Your task:
From the data below, give the number of lines holding the word "JSON", with nothing else added.

Data records for software interfaces:
* * * * * * *
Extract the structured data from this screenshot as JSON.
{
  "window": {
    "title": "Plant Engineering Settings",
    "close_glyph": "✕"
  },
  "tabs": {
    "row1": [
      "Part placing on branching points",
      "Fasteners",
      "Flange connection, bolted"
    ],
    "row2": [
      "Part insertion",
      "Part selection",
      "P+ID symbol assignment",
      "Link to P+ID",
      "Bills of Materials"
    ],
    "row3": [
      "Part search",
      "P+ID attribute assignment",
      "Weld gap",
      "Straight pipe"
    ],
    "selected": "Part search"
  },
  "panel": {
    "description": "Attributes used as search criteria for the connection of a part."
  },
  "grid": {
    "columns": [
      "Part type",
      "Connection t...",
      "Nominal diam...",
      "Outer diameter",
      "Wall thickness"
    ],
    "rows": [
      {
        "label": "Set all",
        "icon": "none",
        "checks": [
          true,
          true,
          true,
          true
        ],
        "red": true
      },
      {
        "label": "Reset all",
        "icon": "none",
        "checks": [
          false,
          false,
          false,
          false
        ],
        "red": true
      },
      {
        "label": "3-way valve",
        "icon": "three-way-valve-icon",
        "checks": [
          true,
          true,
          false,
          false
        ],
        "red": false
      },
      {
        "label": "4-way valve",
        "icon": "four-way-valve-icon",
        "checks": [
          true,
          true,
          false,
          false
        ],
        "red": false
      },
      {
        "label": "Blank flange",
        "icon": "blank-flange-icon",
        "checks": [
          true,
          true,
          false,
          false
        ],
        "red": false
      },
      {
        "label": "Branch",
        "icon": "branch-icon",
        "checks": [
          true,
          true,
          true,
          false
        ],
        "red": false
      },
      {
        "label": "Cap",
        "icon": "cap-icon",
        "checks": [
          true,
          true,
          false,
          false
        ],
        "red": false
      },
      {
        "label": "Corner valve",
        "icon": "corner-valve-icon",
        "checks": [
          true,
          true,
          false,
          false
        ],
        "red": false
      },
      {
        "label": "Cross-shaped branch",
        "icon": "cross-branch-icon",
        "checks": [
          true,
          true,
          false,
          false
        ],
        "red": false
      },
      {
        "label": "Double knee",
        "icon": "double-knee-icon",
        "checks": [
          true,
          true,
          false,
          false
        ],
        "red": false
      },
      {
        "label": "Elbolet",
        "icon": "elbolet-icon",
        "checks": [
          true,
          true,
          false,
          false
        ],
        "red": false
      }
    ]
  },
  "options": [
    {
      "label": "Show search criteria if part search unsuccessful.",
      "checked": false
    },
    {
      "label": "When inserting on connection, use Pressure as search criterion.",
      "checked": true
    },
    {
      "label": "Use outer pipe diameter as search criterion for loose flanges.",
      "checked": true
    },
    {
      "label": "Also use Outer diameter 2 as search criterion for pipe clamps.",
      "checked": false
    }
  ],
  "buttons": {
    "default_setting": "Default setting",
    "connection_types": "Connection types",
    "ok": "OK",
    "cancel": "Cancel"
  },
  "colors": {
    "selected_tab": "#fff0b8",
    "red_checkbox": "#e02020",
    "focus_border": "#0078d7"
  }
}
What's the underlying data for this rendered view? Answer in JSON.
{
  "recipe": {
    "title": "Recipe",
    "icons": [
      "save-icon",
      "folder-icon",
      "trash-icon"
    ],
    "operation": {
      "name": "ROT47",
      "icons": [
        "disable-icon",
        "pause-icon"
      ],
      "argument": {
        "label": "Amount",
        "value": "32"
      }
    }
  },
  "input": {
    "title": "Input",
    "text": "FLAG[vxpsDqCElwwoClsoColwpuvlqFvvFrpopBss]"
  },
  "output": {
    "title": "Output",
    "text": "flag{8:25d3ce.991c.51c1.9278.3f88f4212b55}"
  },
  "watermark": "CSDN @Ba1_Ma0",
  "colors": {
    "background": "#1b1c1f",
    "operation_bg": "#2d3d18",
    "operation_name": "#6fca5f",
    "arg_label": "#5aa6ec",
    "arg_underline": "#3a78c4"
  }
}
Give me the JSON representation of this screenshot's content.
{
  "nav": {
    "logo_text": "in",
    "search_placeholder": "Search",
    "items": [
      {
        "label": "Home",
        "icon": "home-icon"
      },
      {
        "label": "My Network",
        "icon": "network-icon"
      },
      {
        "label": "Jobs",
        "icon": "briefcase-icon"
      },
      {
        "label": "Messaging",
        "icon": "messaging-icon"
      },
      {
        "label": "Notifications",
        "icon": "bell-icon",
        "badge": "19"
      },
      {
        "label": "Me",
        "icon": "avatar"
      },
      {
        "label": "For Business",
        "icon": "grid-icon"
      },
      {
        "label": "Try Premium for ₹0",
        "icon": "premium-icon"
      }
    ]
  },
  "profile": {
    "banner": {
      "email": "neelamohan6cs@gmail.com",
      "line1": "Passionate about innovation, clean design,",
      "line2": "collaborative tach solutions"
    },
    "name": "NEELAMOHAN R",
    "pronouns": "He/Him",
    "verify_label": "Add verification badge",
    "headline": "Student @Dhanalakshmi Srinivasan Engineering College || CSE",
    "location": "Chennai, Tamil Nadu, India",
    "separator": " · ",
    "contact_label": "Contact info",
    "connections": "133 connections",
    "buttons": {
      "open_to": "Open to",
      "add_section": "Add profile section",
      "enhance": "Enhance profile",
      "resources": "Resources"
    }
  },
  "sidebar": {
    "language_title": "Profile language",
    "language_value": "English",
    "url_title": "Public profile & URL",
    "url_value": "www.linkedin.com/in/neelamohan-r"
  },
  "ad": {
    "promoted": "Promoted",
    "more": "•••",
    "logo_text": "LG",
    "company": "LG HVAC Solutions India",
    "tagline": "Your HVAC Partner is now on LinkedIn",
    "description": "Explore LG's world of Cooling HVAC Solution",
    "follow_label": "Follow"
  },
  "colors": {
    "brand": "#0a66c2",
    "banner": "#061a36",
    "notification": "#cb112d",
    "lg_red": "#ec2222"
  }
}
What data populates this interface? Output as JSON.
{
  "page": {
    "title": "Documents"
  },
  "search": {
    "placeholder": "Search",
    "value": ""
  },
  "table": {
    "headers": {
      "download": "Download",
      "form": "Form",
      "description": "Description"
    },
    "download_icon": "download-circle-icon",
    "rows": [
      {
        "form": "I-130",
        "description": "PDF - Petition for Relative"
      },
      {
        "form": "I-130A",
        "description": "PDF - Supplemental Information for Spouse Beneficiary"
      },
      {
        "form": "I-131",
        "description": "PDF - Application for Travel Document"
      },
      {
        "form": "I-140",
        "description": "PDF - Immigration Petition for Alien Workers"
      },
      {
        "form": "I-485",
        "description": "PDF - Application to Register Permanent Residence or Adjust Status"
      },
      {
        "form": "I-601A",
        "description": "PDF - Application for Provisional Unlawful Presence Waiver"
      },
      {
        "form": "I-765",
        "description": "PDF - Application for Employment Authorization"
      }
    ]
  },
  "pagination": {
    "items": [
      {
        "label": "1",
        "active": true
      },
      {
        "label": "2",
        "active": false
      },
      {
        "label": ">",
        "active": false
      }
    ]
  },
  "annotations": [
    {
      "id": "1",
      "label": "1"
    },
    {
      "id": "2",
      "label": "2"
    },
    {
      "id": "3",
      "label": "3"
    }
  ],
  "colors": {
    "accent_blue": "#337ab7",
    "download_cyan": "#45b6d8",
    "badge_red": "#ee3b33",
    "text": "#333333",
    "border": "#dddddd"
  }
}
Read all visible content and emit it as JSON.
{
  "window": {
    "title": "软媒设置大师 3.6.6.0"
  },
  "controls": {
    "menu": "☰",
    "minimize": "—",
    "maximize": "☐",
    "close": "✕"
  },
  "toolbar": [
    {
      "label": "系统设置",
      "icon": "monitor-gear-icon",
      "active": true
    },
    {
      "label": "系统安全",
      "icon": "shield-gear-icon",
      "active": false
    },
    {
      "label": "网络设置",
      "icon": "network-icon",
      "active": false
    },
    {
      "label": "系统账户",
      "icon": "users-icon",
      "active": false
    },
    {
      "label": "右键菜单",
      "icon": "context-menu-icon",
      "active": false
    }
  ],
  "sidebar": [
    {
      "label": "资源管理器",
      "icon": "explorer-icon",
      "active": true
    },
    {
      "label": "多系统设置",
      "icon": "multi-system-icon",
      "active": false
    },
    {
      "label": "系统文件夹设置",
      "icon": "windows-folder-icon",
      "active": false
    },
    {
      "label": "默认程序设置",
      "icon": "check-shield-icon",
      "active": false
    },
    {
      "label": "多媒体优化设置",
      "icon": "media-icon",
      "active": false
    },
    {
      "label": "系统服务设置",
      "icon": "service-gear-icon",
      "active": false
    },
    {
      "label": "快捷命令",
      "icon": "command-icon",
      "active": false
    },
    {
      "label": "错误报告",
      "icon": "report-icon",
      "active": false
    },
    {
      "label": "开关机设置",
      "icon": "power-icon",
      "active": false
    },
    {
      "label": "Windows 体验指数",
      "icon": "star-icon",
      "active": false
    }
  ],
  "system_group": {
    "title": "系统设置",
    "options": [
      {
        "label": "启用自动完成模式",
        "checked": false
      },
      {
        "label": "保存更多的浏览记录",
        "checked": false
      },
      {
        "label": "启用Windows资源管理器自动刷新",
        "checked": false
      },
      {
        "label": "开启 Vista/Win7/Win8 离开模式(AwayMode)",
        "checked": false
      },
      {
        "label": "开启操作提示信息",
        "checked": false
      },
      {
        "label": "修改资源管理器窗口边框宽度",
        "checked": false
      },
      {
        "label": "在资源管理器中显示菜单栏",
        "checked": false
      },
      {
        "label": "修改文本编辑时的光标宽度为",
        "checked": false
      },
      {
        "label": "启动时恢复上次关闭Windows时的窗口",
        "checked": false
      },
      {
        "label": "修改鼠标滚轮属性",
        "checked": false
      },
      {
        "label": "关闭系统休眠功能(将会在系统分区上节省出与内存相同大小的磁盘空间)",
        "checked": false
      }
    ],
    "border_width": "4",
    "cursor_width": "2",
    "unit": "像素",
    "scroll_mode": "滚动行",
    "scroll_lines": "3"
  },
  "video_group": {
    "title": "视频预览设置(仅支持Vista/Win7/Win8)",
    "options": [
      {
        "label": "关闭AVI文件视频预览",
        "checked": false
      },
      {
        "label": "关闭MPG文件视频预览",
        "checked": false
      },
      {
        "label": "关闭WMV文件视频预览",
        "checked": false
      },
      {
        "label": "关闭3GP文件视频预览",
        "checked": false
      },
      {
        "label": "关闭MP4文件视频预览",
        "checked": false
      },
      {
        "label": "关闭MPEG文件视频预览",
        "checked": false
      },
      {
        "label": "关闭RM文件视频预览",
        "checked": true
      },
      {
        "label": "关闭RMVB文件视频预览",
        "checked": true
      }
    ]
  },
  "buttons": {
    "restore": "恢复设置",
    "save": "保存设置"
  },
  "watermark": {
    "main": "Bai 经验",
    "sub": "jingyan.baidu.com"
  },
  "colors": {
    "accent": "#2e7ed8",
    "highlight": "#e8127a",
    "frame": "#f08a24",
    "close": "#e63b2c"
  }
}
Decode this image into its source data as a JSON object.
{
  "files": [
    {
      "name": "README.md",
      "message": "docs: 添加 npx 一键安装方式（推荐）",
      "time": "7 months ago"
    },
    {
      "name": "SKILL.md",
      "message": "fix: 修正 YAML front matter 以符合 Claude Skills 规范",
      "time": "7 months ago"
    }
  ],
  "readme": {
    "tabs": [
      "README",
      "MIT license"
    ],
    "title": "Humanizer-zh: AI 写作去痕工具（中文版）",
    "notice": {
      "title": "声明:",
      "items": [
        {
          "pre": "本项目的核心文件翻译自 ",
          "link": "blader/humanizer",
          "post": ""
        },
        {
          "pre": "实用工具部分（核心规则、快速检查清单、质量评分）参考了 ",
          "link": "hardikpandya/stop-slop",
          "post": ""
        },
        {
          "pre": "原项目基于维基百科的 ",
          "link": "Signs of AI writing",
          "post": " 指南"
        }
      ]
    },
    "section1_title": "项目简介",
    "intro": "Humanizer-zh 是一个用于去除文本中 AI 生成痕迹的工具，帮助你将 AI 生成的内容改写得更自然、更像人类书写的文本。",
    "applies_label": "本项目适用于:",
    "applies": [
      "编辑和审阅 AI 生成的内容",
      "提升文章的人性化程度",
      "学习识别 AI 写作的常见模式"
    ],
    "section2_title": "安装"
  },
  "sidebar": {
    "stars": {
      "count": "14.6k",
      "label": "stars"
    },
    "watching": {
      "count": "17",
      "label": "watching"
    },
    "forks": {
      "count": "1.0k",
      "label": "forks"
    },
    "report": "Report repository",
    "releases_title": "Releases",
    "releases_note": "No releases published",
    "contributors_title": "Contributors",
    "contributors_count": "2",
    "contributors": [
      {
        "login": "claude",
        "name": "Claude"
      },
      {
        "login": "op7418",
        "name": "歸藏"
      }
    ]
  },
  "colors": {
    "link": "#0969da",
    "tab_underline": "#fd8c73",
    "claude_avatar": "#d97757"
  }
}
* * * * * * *
Worked solution:
6